→ **Materials provided**:
########################################
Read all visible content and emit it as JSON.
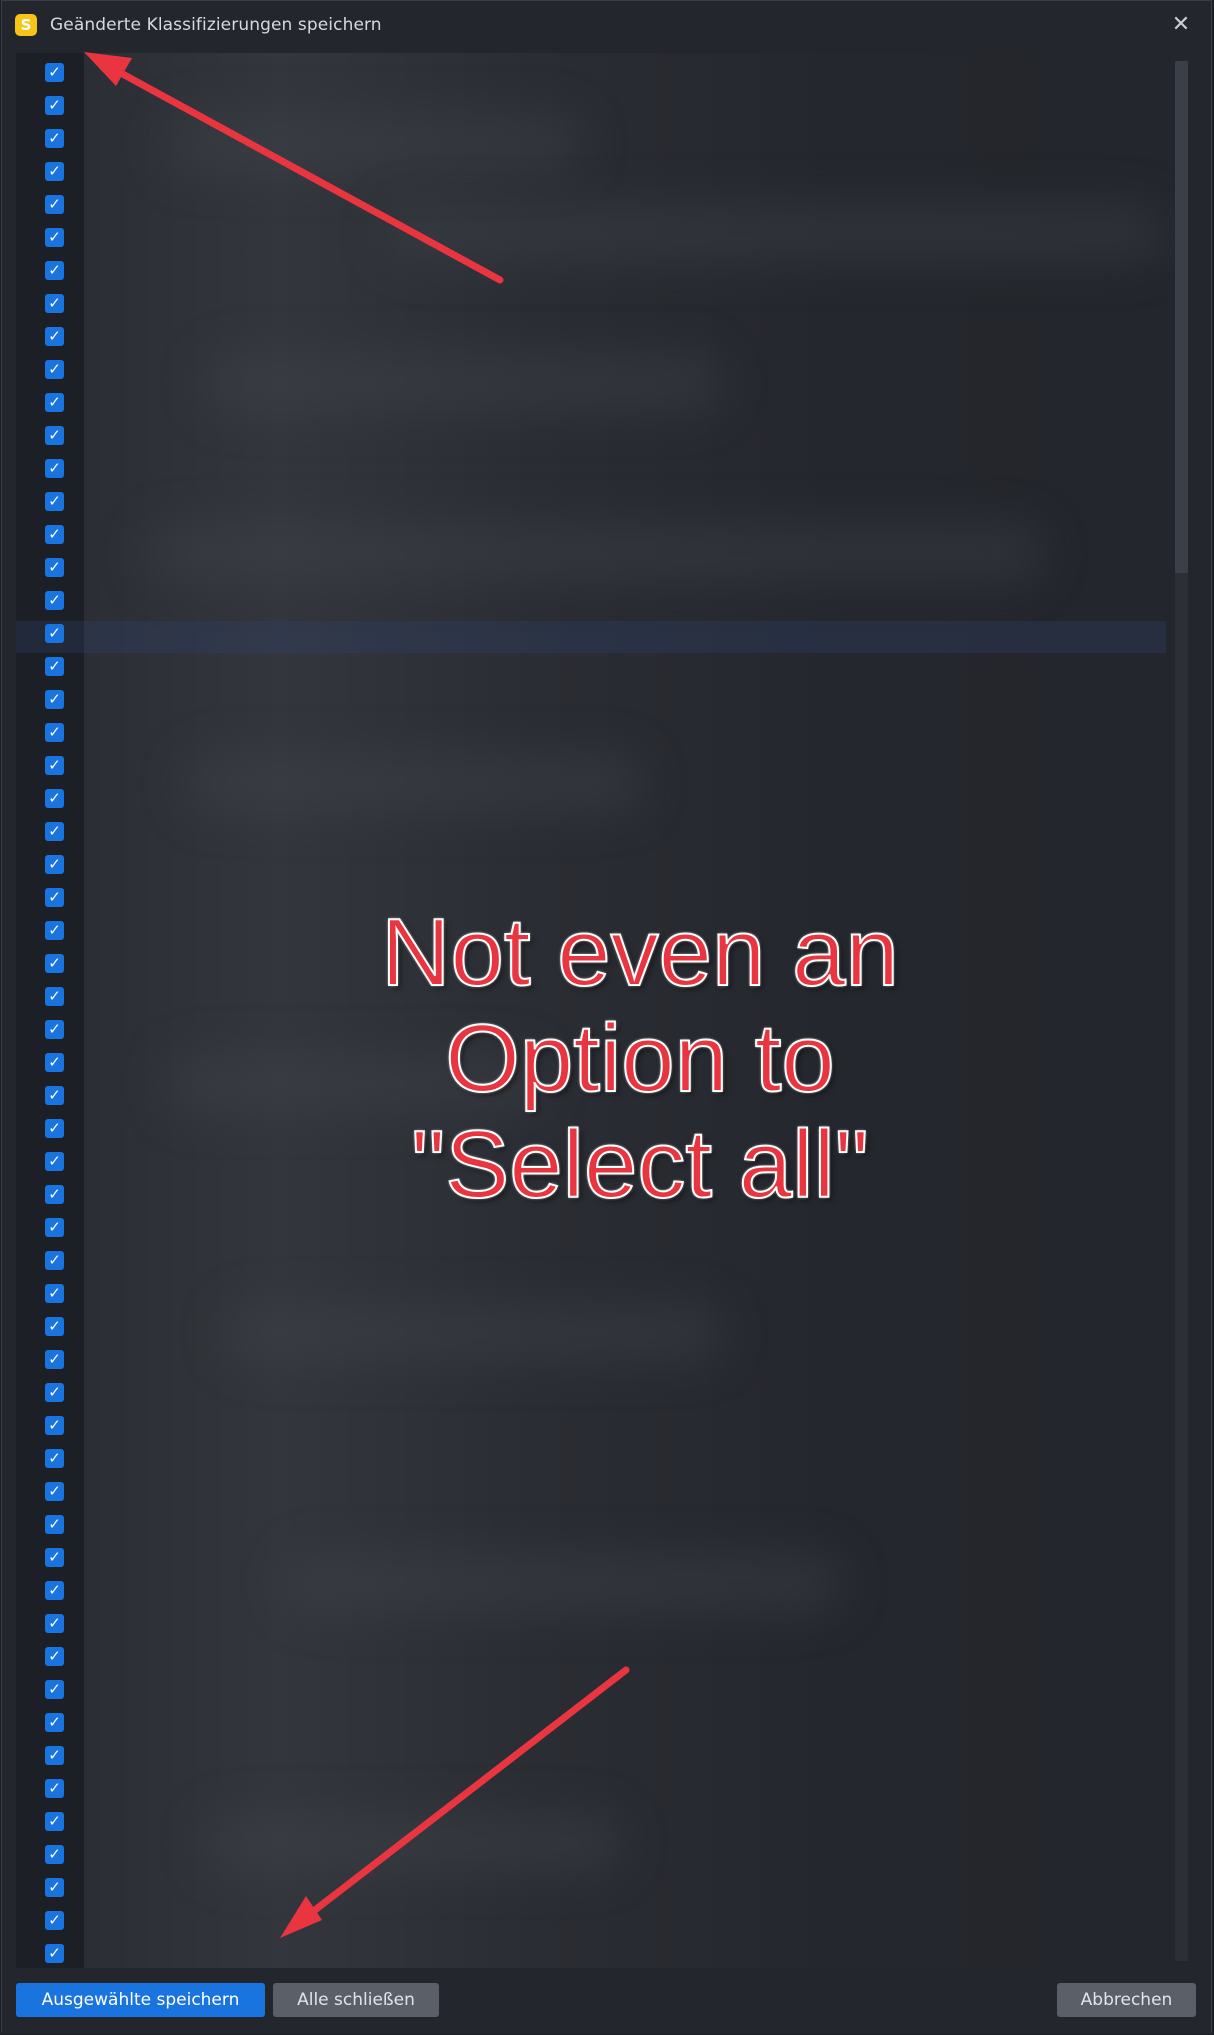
{
  "window": {
    "title": "Geänderte Klassifizierungen speichern",
    "app_icon_letter": "S",
    "close_glyph": "✕"
  },
  "list": {
    "checkbox_glyph": "✓",
    "rows_visible": 58,
    "all_checked": true,
    "highlighted_row_index": 17
  },
  "footer": {
    "save_selected_label": "Ausgewählte speichern",
    "close_all_label": "Alle schließen",
    "cancel_label": "Abbrechen"
  },
  "annotation": {
    "lines": [
      "Not even an",
      "Option to",
      "\"Select all\""
    ],
    "color": "#e8353f"
  },
  "colors": {
    "accent": "#1a74e0",
    "window_bg": "#23262d",
    "app_icon": "#f7c518"
  }
}
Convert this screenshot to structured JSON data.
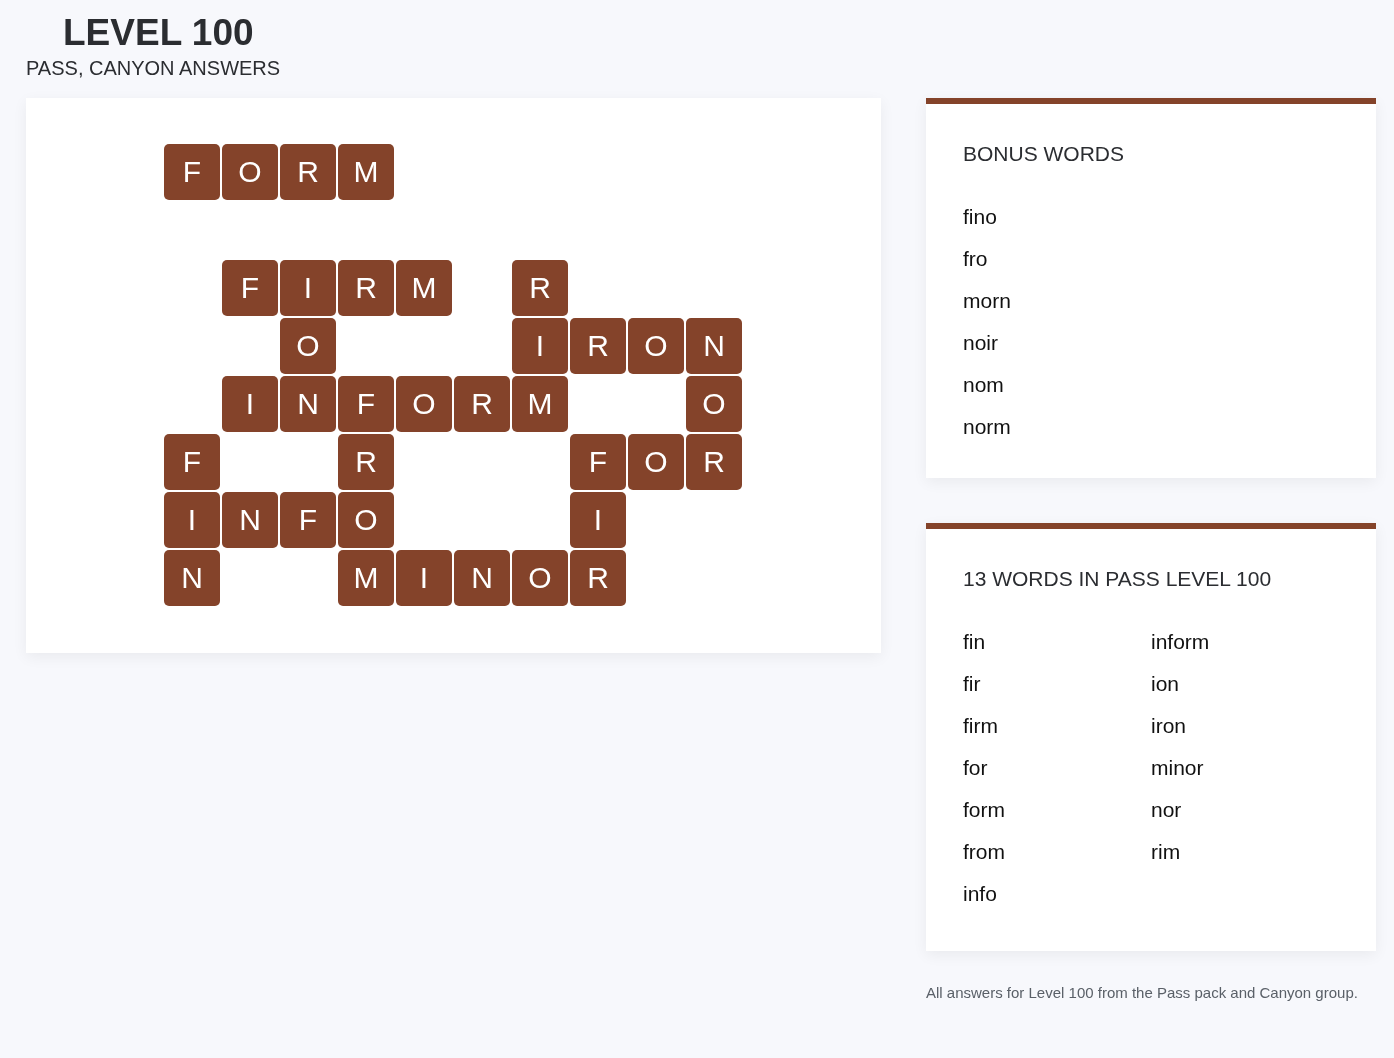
{
  "header": {
    "title": "LEVEL 100",
    "subtitle": "PASS, CANYON ANSWERS"
  },
  "board": {
    "rows": [
      [
        "F",
        "O",
        "R",
        "M",
        null,
        null,
        null,
        null,
        null,
        null
      ],
      [
        null,
        null,
        null,
        null,
        null,
        null,
        null,
        null,
        null,
        null
      ],
      [
        null,
        "F",
        "I",
        "R",
        "M",
        null,
        "R",
        null,
        null,
        null
      ],
      [
        null,
        null,
        "O",
        null,
        null,
        null,
        "I",
        "R",
        "O",
        "N"
      ],
      [
        null,
        "I",
        "N",
        "F",
        "O",
        "R",
        "M",
        null,
        null,
        "O"
      ],
      [
        "F",
        null,
        null,
        "R",
        null,
        null,
        null,
        "F",
        "O",
        "R"
      ],
      [
        "I",
        "N",
        "F",
        "O",
        null,
        null,
        null,
        "I",
        null,
        null
      ],
      [
        "N",
        null,
        null,
        "M",
        "I",
        "N",
        "O",
        "R",
        null,
        null
      ]
    ]
  },
  "bonus": {
    "title": "BONUS WORDS",
    "words": [
      "fino",
      "fro",
      "morn",
      "noir",
      "nom",
      "norm"
    ]
  },
  "answers": {
    "title": "13 WORDS IN PASS LEVEL 100",
    "columns": [
      [
        "fin",
        "fir",
        "firm",
        "for",
        "form",
        "from",
        "info"
      ],
      [
        "inform",
        "ion",
        "iron",
        "minor",
        "nor",
        "rim"
      ]
    ]
  },
  "footnote": "All answers for Level 100 from the Pass pack and Canyon group."
}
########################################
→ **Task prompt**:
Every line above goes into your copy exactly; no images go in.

→ **Written solution**:
Read all visible content and emit it as JSON.
{
  "window": {
    "title": "Geänderte Klassifizierungen speichern",
    "app_icon_letter": "S",
    "close_glyph": "✕"
  },
  "list": {
    "checkbox_glyph": "✓",
    "rows_visible": 58,
    "all_checked": true,
    "highlighted_row_index": 17
  },
  "footer": {
    "save_selected_label": "Ausgewählte speichern",
    "close_all_label": "Alle schließen",
    "cancel_label": "Abbrechen"
  },
  "annotation": {
    "lines": [
      "Not even an",
      "Option to",
      "\"Select all\""
    ],
    "color": "#e8353f"
  },
  "colors": {
    "accent": "#1a74e0",
    "window_bg": "#23262d",
    "app_icon": "#f7c518"
  }
}
Convert this screenshot to structured JSON data.
{
  "header": {
    "title": "LEVEL 100",
    "subtitle": "PASS, CANYON ANSWERS"
  },
  "board": {
    "rows": [
      [
        "F",
        "O",
        "R",
        "M",
        null,
        null,
        null,
        null,
        null,
        null
      ],
      [
        null,
        null,
        null,
        null,
        null,
        null,
        null,
        null,
        null,
        null
      ],
      [
        null,
        "F",
        "I",
        "R",
        "M",
        null,
        "R",
        null,
        null,
        null
      ],
      [
        null,
        null,
        "O",
        null,
        null,
        null,
        "I",
        "R",
        "O",
        "N"
      ],
      [
        null,
        "I",
        "N",
        "F",
        "O",
        "R",
        "M",
        null,
        null,
        "O"
      ],
      [
        "F",
        null,
        null,
        "R",
        null,
        null,
        null,
        "F",
        "O",
        "R"
      ],
      [
        "I",
        "N",
        "F",
        "O",
        null,
        null,
        null,
        "I",
        null,
        null
      ],
      [
        "N",
        null,
        null,
        "M",
        "I",
        "N",
        "O",
        "R",
        null,
        null
      ]
    ]
  },
  "bonus": {
    "title": "BONUS WORDS",
    "words": [
      "fino",
      "fro",
      "morn",
      "noir",
      "nom",
      "norm"
    ]
  },
  "answers": {
    "title": "13 WORDS IN PASS LEVEL 100",
    "columns": [
      [
        "fin",
        "fir",
        "firm",
        "for",
        "form",
        "from",
        "info"
      ],
      [
        "inform",
        "ion",
        "iron",
        "minor",
        "nor",
        "rim"
      ]
    ]
  },
  "footnote": "All answers for Level 100 from the Pass pack and Canyon group."
}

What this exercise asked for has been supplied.